A word-for-word copy of the data, with no images, is the required answer.
──────────
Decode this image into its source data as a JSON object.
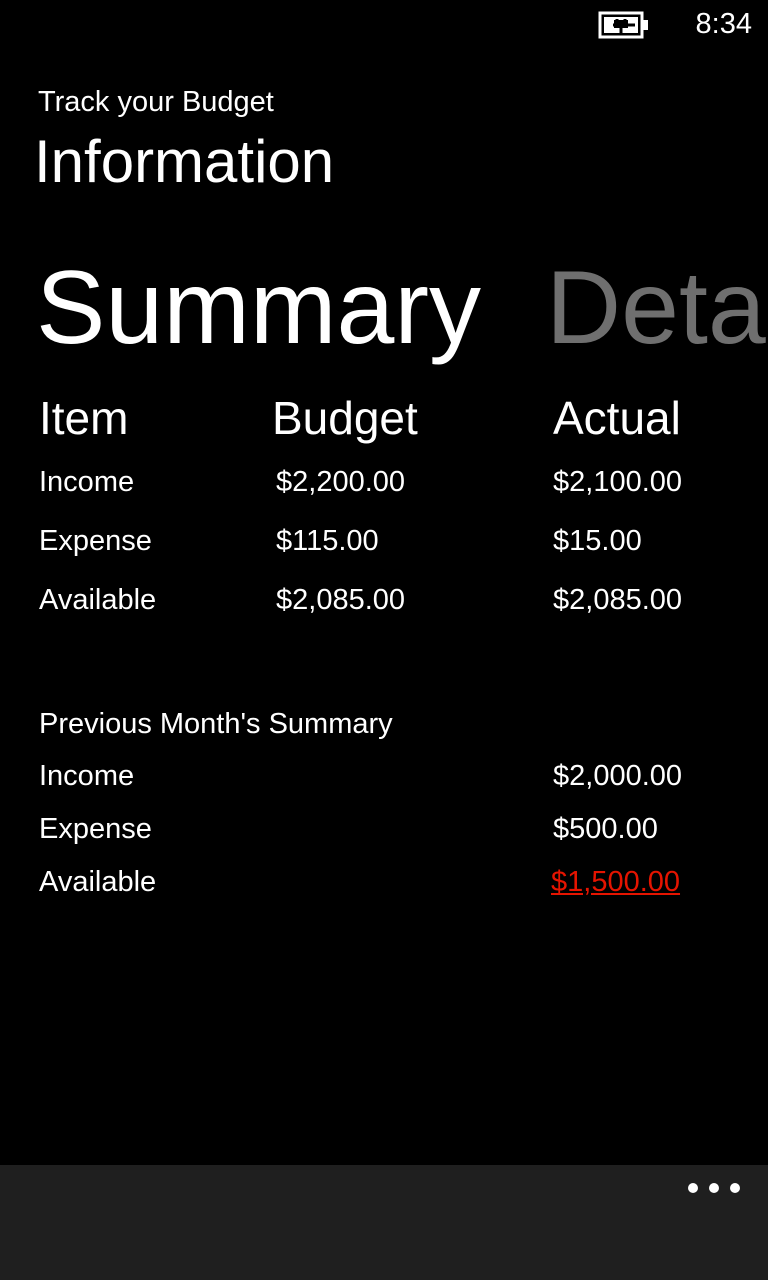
{
  "status_bar": {
    "time": "8:34",
    "battery_icon": "battery-charging-icon"
  },
  "header": {
    "app_title": "Track your Budget",
    "page_title": "Information"
  },
  "pivot": {
    "active": "Summary",
    "next": "Deta"
  },
  "summary": {
    "columns": [
      "Item",
      "Budget",
      "Actual"
    ],
    "rows": [
      {
        "item": "Income",
        "budget": "$2,200.00",
        "actual": "$2,100.00"
      },
      {
        "item": "Expense",
        "budget": "$115.00",
        "actual": "$15.00"
      },
      {
        "item": "Available",
        "budget": "$2,085.00",
        "actual": "$2,085.00"
      }
    ]
  },
  "previous_month": {
    "title": "Previous Month's Summary",
    "rows": [
      {
        "item": "Income",
        "actual": "$2,000.00"
      },
      {
        "item": "Expense",
        "actual": "$500.00"
      },
      {
        "item": "Available",
        "actual": "$1,500.00"
      }
    ]
  },
  "app_bar": {
    "more_icon": "ellipsis-icon"
  },
  "colors": {
    "background": "#000000",
    "text": "#ffffff",
    "inactive_pivot": "#6f6f6f",
    "negative_link": "#e51400",
    "app_bar": "#1f1f1f"
  }
}
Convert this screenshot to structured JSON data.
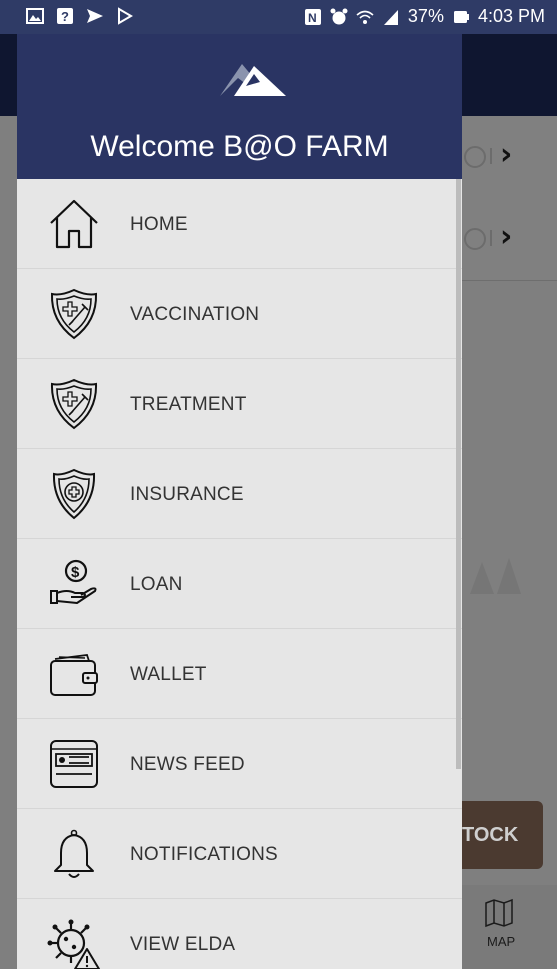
{
  "status_bar": {
    "battery": "37%",
    "time": "4:03 PM",
    "left_icons": [
      "gallery-icon",
      "help-icon",
      "send-icon",
      "play-icon"
    ],
    "right_icons": [
      "nfc-icon",
      "alarm-icon",
      "wifi-icon",
      "signal-icon",
      "battery-icon"
    ]
  },
  "drawer": {
    "welcome": "Welcome B@O FARM",
    "items": [
      {
        "label": "HOME",
        "icon": "home-icon"
      },
      {
        "label": "VACCINATION",
        "icon": "vaccination-shield-icon"
      },
      {
        "label": "TREATMENT",
        "icon": "treatment-shield-icon"
      },
      {
        "label": "INSURANCE",
        "icon": "insurance-shield-icon"
      },
      {
        "label": "LOAN",
        "icon": "loan-hand-coin-icon"
      },
      {
        "label": "WALLET",
        "icon": "wallet-icon"
      },
      {
        "label": "NEWS FEED",
        "icon": "news-feed-icon"
      },
      {
        "label": "NOTIFICATIONS",
        "icon": "bell-icon"
      },
      {
        "label": "VIEW ELDA",
        "icon": "virus-warning-icon"
      }
    ]
  },
  "background": {
    "stock_button": "TOCK",
    "map_label": "MAP"
  },
  "colors": {
    "header": "#2a3463",
    "drawer_bg": "#e6e6e6",
    "status_bar": "#2f3b66"
  }
}
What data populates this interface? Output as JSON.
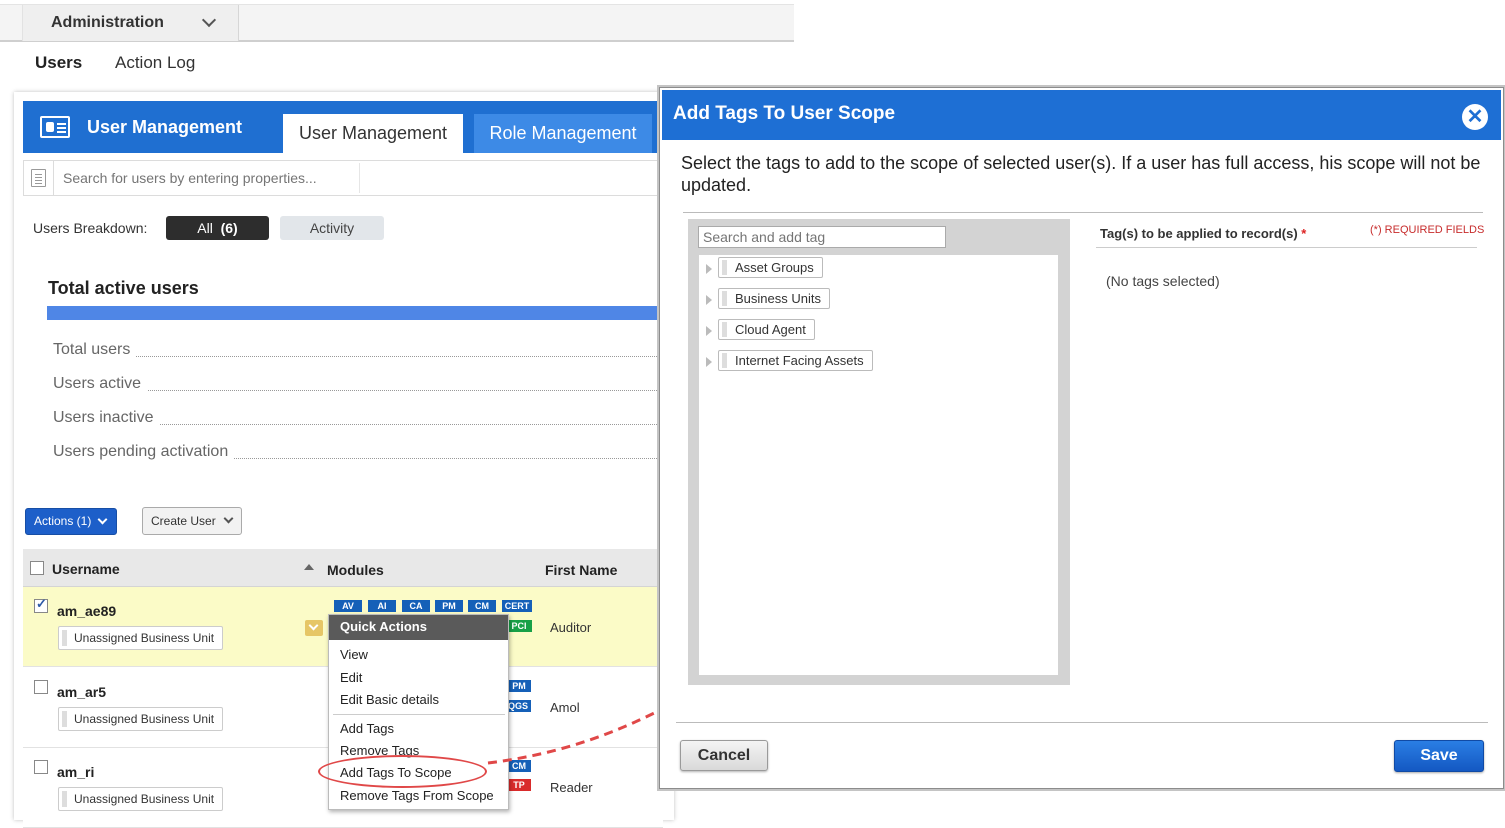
{
  "admin_bar": {
    "dropdown_label": "Administration"
  },
  "top_tabs": {
    "users": "Users",
    "action_log": "Action Log"
  },
  "user_management": {
    "title": "User Management",
    "tabs": [
      "User Management",
      "Role Management"
    ],
    "search_placeholder": "Search for users by entering properties...",
    "breakdown_label": "Users Breakdown:",
    "breakdown_all": "All",
    "breakdown_all_count": "(6)",
    "breakdown_activity": "Activity",
    "summary_title": "Total active users",
    "stats": [
      "Total users",
      "Users active",
      "Users inactive",
      "Users pending activation"
    ],
    "actions_button": "Actions (1)",
    "create_user_button": "Create User",
    "table": {
      "headers": [
        "Username",
        "Modules",
        "First Name"
      ],
      "rows": [
        {
          "username": "am_ae89",
          "business_unit": "Unassigned Business Unit",
          "first_name": "Auditor",
          "selected": true
        },
        {
          "username": "am_ar5",
          "business_unit": "Unassigned Business Unit",
          "first_name": "Amol",
          "selected": false
        },
        {
          "username": "am_ri",
          "business_unit": "Unassigned Business Unit",
          "first_name": "Reader",
          "selected": false
        }
      ],
      "row1_modules": [
        "AV",
        "AI",
        "CA",
        "PM",
        "CM",
        "CERT"
      ],
      "row1_modules_line2": [
        "PCI"
      ],
      "row2_modules": [
        "PM",
        "QGS"
      ],
      "row3_modules": [
        "CM",
        "TP"
      ]
    },
    "quick_actions": {
      "title": "Quick Actions",
      "group1": [
        "View",
        "Edit",
        "Edit Basic details"
      ],
      "group2": [
        "Add Tags",
        "Remove Tags",
        "Add Tags To Scope",
        "Remove Tags From Scope"
      ]
    }
  },
  "modal": {
    "title": "Add Tags To User Scope",
    "close_icon": "close-icon",
    "description": "Select the tags to add to the scope of selected user(s). If a user has full access, his scope will not be updated.",
    "tag_search_placeholder": "Search and add tag",
    "tags": [
      "Asset Groups",
      "Business Units",
      "Cloud Agent",
      "Internet Facing Assets"
    ],
    "applied_label": "Tag(s) to be applied to record(s)",
    "required_star": "*",
    "required_note": "(*) REQUIRED FIELDS",
    "no_tags": "(No tags selected)",
    "cancel": "Cancel",
    "save": "Save"
  },
  "colors": {
    "header_blue": "#1f6fd1",
    "selected_row": "#fbfbc7",
    "highlight_red": "#e04848"
  }
}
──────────
** Exercise response **
Decode this image into its source data as a JSON object.
{
  "status_bar": {
    "time": "8:34",
    "battery_icon": "battery-charging-icon"
  },
  "header": {
    "app_title": "Track your Budget",
    "page_title": "Information"
  },
  "pivot": {
    "active": "Summary",
    "next": "Deta"
  },
  "summary": {
    "columns": [
      "Item",
      "Budget",
      "Actual"
    ],
    "rows": [
      {
        "item": "Income",
        "budget": "$2,200.00",
        "actual": "$2,100.00"
      },
      {
        "item": "Expense",
        "budget": "$115.00",
        "actual": "$15.00"
      },
      {
        "item": "Available",
        "budget": "$2,085.00",
        "actual": "$2,085.00"
      }
    ]
  },
  "previous_month": {
    "title": "Previous Month's Summary",
    "rows": [
      {
        "item": "Income",
        "actual": "$2,000.00"
      },
      {
        "item": "Expense",
        "actual": "$500.00"
      },
      {
        "item": "Available",
        "actual": "$1,500.00"
      }
    ]
  },
  "app_bar": {
    "more_icon": "ellipsis-icon"
  },
  "colors": {
    "background": "#000000",
    "text": "#ffffff",
    "inactive_pivot": "#6f6f6f",
    "negative_link": "#e51400",
    "app_bar": "#1f1f1f"
  }
}
Convert this screenshot to structured JSON data.
{
  "status_bar": {
    "battery": "37%",
    "time": "4:03 PM",
    "left_icons": [
      "gallery-icon",
      "help-icon",
      "send-icon",
      "play-icon"
    ],
    "right_icons": [
      "nfc-icon",
      "alarm-icon",
      "wifi-icon",
      "signal-icon",
      "battery-icon"
    ]
  },
  "drawer": {
    "welcome": "Welcome B@O FARM",
    "items": [
      {
        "label": "HOME",
        "icon": "home-icon"
      },
      {
        "label": "VACCINATION",
        "icon": "vaccination-shield-icon"
      },
      {
        "label": "TREATMENT",
        "icon": "treatment-shield-icon"
      },
      {
        "label": "INSURANCE",
        "icon": "insurance-shield-icon"
      },
      {
        "label": "LOAN",
        "icon": "loan-hand-coin-icon"
      },
      {
        "label": "WALLET",
        "icon": "wallet-icon"
      },
      {
        "label": "NEWS FEED",
        "icon": "news-feed-icon"
      },
      {
        "label": "NOTIFICATIONS",
        "icon": "bell-icon"
      },
      {
        "label": "VIEW ELDA",
        "icon": "virus-warning-icon"
      }
    ]
  },
  "background": {
    "stock_button": "TOCK",
    "map_label": "MAP"
  },
  "colors": {
    "header": "#2a3463",
    "drawer_bg": "#e6e6e6",
    "status_bar": "#2f3b66"
  }
}
What data populates this interface? Output as JSON.
{
  "admin_bar": {
    "dropdown_label": "Administration"
  },
  "top_tabs": {
    "users": "Users",
    "action_log": "Action Log"
  },
  "user_management": {
    "title": "User Management",
    "tabs": [
      "User Management",
      "Role Management"
    ],
    "search_placeholder": "Search for users by entering properties...",
    "breakdown_label": "Users Breakdown:",
    "breakdown_all": "All",
    "breakdown_all_count": "(6)",
    "breakdown_activity": "Activity",
    "summary_title": "Total active users",
    "stats": [
      "Total users",
      "Users active",
      "Users inactive",
      "Users pending activation"
    ],
    "actions_button": "Actions (1)",
    "create_user_button": "Create User",
    "table": {
      "headers": [
        "Username",
        "Modules",
        "First Name"
      ],
      "rows": [
        {
          "username": "am_ae89",
          "business_unit": "Unassigned Business Unit",
          "first_name": "Auditor",
          "selected": true
        },
        {
          "username": "am_ar5",
          "business_unit": "Unassigned Business Unit",
          "first_name": "Amol",
          "selected": false
        },
        {
          "username": "am_ri",
          "business_unit": "Unassigned Business Unit",
          "first_name": "Reader",
          "selected": false
        }
      ],
      "row1_modules": [
        "AV",
        "AI",
        "CA",
        "PM",
        "CM",
        "CERT"
      ],
      "row1_modules_line2": [
        "PCI"
      ],
      "row2_modules": [
        "PM",
        "QGS"
      ],
      "row3_modules": [
        "CM",
        "TP"
      ]
    },
    "quick_actions": {
      "title": "Quick Actions",
      "group1": [
        "View",
        "Edit",
        "Edit Basic details"
      ],
      "group2": [
        "Add Tags",
        "Remove Tags",
        "Add Tags To Scope",
        "Remove Tags From Scope"
      ]
    }
  },
  "modal": {
    "title": "Add Tags To User Scope",
    "close_icon": "close-icon",
    "description": "Select the tags to add to the scope of selected user(s). If a user has full access, his scope will not be updated.",
    "tag_search_placeholder": "Search and add tag",
    "tags": [
      "Asset Groups",
      "Business Units",
      "Cloud Agent",
      "Internet Facing Assets"
    ],
    "applied_label": "Tag(s) to be applied to record(s)",
    "required_star": "*",
    "required_note": "(*) REQUIRED FIELDS",
    "no_tags": "(No tags selected)",
    "cancel": "Cancel",
    "save": "Save"
  },
  "colors": {
    "header_blue": "#1f6fd1",
    "selected_row": "#fbfbc7",
    "highlight_red": "#e04848"
  }
}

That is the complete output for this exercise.